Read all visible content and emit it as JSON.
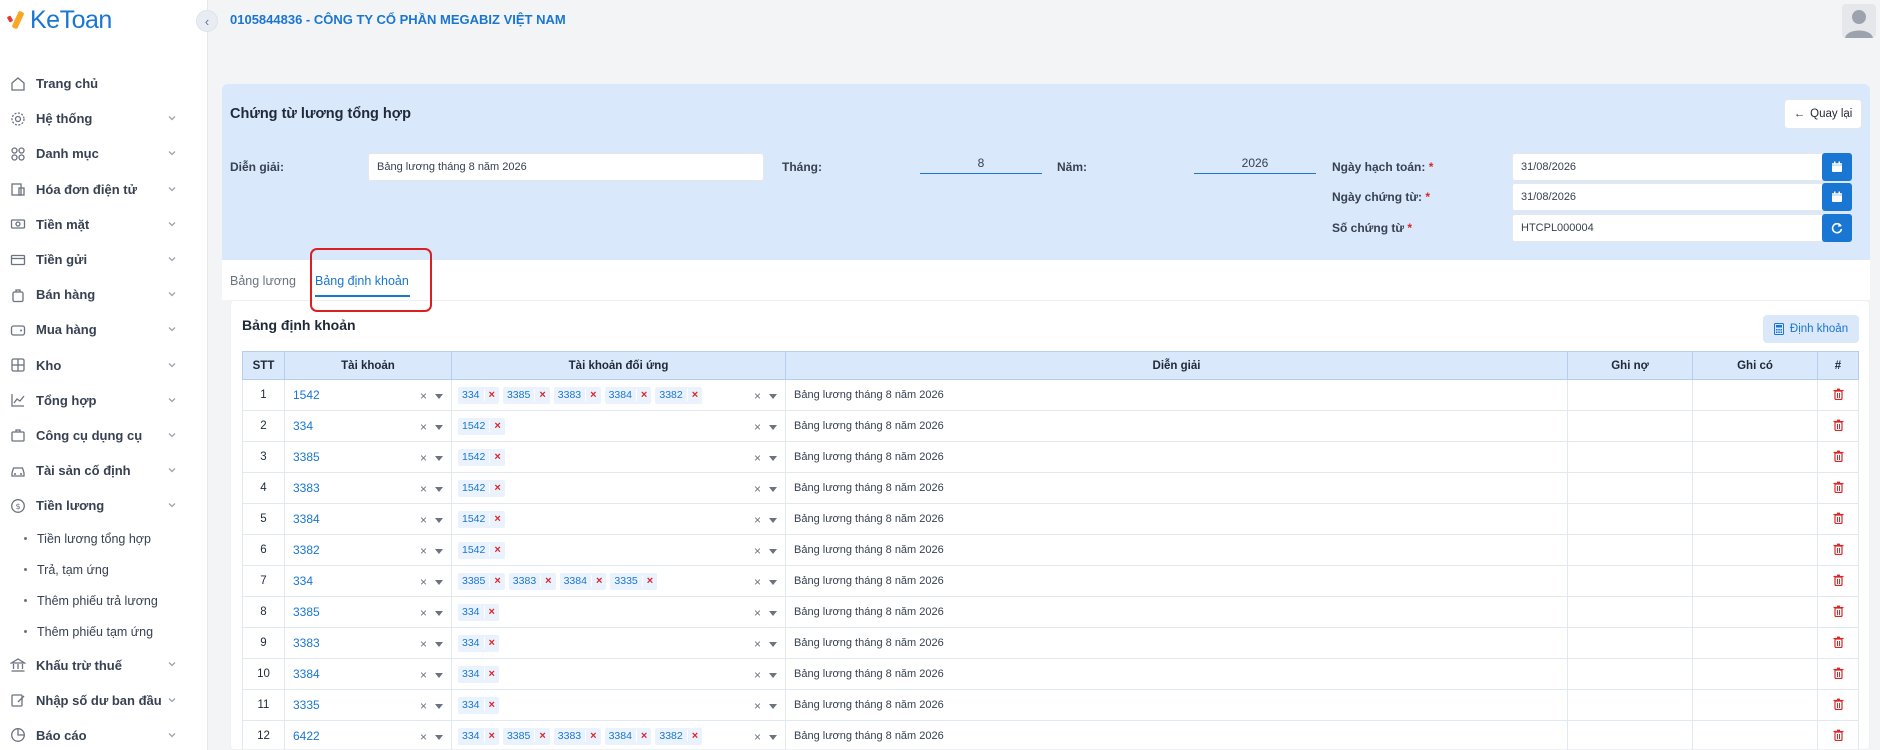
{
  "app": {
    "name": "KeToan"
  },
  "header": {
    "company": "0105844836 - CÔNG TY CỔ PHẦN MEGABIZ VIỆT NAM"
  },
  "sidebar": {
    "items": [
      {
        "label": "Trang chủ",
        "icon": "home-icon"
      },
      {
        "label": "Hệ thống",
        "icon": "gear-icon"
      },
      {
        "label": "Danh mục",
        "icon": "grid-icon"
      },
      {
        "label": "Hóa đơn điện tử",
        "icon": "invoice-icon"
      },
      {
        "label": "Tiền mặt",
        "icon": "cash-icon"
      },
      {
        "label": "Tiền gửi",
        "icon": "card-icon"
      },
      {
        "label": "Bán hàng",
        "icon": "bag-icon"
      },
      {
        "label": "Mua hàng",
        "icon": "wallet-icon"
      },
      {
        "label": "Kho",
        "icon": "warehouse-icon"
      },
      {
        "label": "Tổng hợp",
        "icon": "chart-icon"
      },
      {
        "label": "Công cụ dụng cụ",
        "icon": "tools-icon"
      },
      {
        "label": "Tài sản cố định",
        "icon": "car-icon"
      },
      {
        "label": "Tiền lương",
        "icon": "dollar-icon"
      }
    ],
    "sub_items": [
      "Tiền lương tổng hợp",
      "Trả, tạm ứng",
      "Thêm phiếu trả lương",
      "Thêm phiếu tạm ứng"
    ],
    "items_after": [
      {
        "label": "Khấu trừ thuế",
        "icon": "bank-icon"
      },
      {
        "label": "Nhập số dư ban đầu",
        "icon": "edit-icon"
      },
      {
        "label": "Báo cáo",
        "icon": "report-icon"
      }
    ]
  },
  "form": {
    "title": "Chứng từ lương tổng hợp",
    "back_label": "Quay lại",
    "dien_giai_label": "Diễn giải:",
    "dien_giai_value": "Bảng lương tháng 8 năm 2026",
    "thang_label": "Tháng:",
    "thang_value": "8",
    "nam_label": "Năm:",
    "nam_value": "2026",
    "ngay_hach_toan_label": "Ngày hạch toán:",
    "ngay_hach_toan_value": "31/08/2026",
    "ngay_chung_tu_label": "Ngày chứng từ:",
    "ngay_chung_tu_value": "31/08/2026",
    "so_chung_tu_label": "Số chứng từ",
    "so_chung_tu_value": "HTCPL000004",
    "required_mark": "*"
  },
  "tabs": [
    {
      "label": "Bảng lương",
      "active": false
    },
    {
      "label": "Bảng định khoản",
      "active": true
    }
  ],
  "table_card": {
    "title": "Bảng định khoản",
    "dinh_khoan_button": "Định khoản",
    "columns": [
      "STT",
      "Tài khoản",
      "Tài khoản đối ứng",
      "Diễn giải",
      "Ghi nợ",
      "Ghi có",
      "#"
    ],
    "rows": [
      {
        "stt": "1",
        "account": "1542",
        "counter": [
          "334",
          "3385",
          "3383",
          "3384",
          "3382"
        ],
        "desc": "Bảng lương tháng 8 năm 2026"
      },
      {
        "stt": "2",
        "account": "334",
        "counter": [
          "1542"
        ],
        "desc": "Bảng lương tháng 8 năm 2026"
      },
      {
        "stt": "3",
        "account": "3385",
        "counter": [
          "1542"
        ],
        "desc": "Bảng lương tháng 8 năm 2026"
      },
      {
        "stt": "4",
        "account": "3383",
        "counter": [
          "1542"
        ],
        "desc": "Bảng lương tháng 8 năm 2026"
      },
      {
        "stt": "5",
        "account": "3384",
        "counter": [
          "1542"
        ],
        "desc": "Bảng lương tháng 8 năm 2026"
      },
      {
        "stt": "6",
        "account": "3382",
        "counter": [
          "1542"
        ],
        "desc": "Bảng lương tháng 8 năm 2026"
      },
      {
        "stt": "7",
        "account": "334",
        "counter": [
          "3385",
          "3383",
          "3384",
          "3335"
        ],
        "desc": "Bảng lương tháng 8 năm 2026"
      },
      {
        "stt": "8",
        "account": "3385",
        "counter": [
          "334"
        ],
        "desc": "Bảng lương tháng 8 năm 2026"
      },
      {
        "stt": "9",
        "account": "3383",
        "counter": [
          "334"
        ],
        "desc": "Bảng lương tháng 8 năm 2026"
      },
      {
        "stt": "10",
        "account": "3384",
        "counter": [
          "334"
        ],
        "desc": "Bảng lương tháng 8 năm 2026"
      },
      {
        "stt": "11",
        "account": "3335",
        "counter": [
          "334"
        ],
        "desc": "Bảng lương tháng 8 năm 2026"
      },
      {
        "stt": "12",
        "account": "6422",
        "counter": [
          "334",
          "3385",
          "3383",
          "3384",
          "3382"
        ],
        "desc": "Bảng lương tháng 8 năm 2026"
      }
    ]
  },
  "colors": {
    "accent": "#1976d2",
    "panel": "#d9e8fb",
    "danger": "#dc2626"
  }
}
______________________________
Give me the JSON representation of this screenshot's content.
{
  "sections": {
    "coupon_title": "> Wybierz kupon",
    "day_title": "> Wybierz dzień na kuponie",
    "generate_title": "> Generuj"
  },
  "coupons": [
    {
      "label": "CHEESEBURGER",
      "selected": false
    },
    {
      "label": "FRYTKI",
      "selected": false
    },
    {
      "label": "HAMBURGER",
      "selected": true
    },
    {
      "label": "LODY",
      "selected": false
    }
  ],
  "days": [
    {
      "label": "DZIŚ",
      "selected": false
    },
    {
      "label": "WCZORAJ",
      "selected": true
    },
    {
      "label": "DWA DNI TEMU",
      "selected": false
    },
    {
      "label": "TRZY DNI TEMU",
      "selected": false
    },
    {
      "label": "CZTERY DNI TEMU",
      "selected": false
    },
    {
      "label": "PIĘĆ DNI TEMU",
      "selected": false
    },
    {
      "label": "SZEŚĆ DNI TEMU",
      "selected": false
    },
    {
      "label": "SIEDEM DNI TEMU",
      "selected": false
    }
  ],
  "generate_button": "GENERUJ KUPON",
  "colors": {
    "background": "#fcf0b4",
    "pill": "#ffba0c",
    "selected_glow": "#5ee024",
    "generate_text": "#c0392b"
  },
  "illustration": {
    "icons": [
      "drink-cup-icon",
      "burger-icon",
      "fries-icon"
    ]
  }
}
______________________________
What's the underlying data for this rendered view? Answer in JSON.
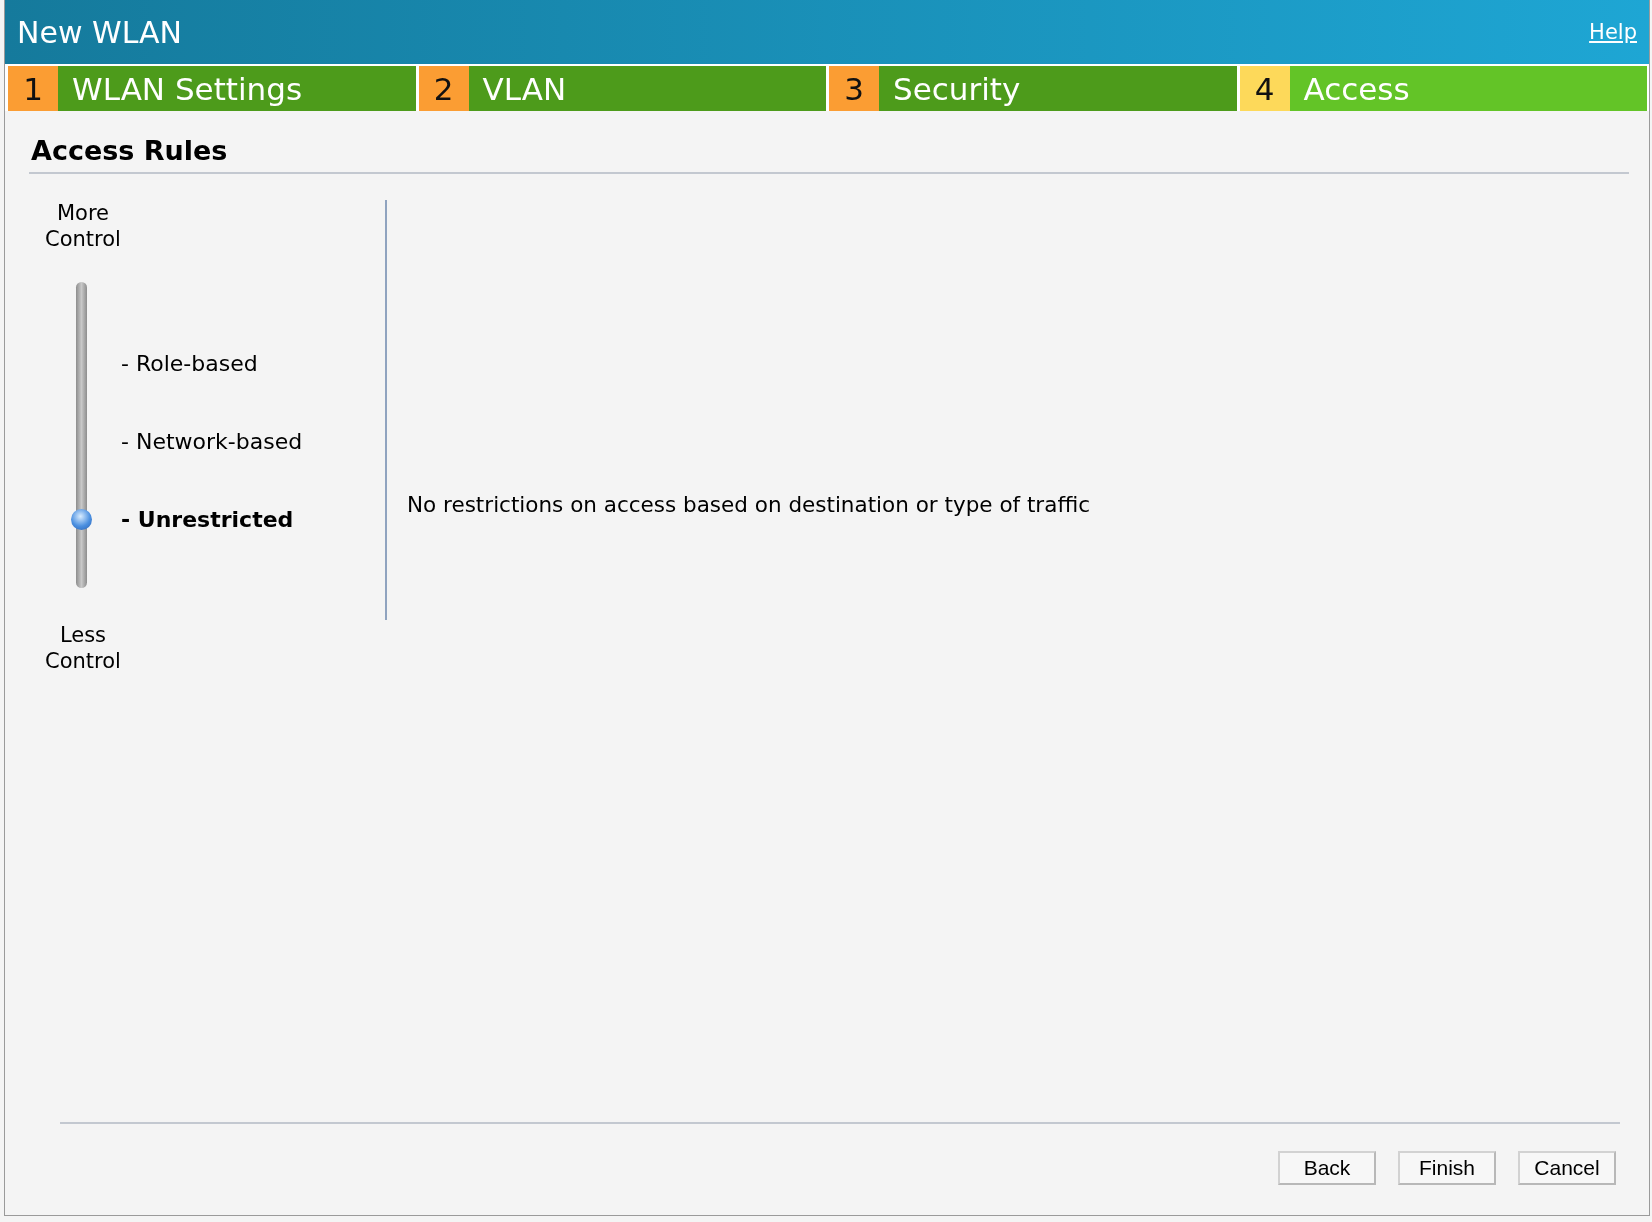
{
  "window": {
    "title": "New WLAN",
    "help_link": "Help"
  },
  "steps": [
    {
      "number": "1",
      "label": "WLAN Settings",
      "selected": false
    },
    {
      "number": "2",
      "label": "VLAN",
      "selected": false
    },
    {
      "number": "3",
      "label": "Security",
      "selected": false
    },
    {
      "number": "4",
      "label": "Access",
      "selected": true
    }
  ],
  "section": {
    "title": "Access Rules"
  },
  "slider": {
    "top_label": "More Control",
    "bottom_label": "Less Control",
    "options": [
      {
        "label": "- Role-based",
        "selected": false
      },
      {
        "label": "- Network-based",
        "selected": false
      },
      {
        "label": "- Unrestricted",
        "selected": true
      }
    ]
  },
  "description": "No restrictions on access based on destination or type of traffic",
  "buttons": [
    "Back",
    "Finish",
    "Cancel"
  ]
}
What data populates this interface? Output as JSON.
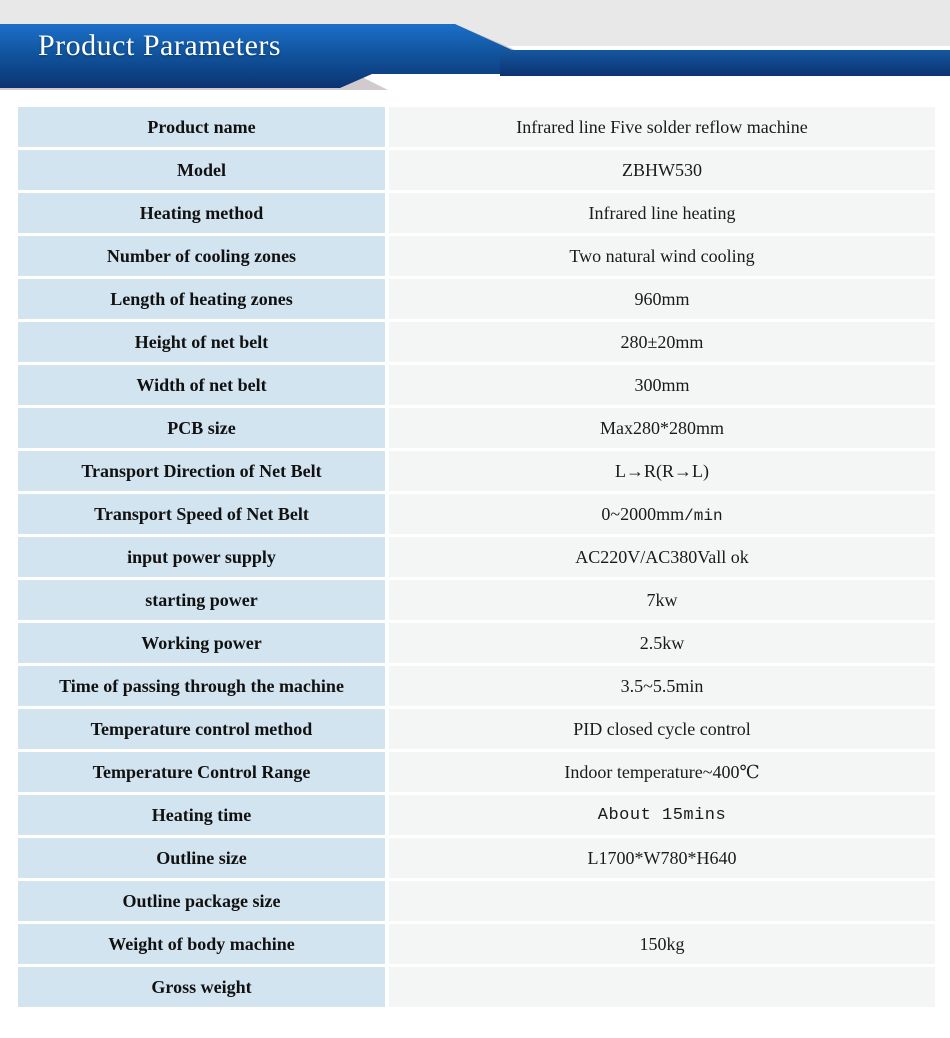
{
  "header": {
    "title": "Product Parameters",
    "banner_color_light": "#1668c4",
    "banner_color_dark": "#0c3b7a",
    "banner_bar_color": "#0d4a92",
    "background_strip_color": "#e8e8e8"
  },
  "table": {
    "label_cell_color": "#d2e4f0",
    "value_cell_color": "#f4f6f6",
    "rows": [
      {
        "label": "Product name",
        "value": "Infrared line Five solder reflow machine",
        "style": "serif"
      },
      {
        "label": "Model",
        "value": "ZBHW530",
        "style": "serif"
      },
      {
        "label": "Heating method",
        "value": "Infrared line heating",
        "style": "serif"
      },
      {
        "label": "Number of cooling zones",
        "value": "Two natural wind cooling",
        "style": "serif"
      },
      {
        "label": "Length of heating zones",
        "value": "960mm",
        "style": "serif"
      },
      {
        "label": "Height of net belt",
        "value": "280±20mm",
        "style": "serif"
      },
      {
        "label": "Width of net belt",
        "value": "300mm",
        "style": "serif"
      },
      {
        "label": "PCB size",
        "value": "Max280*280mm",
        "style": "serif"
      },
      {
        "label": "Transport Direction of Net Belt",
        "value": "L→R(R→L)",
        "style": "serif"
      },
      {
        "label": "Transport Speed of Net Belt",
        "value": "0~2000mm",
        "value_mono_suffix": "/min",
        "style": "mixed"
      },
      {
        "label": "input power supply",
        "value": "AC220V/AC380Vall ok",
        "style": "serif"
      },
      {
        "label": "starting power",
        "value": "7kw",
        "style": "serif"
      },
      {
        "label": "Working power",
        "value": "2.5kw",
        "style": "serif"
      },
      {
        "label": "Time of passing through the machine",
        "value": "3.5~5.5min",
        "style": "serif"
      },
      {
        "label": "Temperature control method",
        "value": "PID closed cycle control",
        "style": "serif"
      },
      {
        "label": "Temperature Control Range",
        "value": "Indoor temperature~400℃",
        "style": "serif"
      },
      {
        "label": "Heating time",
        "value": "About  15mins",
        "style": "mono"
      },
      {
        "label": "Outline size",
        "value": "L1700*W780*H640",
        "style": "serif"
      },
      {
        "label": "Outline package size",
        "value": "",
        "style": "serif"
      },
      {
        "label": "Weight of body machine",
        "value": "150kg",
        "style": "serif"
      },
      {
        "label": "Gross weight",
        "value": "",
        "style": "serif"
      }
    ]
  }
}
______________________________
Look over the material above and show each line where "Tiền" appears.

▸ **OUTPUT**:
        "label": "Tiền mặt",
        "label": "Tiền gửi",
        "label": "Tiền lương",
      "Tiền lương tổng hợp",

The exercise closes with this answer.